*** DATA FOR PROCESSING Section Begins ***
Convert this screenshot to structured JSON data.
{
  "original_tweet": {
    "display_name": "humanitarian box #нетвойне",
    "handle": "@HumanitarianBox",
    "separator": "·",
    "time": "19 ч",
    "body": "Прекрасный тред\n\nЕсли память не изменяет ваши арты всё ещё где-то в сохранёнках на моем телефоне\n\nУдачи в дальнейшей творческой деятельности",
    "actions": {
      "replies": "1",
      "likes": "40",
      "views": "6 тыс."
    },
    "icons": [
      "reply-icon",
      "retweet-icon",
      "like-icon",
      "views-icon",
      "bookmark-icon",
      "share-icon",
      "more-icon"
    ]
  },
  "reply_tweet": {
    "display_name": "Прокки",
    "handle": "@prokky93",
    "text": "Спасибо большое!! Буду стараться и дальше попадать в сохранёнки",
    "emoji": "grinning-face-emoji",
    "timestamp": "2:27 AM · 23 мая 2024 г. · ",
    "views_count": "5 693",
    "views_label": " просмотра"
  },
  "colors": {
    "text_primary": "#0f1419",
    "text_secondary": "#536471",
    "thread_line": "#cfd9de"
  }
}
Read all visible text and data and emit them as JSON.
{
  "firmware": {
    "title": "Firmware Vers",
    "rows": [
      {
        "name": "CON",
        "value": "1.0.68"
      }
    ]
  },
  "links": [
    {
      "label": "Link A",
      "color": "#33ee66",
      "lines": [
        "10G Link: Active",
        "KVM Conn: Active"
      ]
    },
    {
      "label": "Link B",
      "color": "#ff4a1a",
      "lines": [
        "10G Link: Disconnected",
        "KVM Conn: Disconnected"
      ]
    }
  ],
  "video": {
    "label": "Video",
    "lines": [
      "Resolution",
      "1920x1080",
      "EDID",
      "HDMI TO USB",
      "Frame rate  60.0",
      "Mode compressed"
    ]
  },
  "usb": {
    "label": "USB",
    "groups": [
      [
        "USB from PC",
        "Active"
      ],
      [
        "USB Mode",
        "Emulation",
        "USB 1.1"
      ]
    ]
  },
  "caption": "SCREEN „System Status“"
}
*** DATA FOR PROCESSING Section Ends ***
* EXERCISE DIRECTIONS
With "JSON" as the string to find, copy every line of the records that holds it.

* RESULT FOR THIS EXERCISE
Convert this screenshot to structured JSON data.
Read all visible text and data and emit them as JSON.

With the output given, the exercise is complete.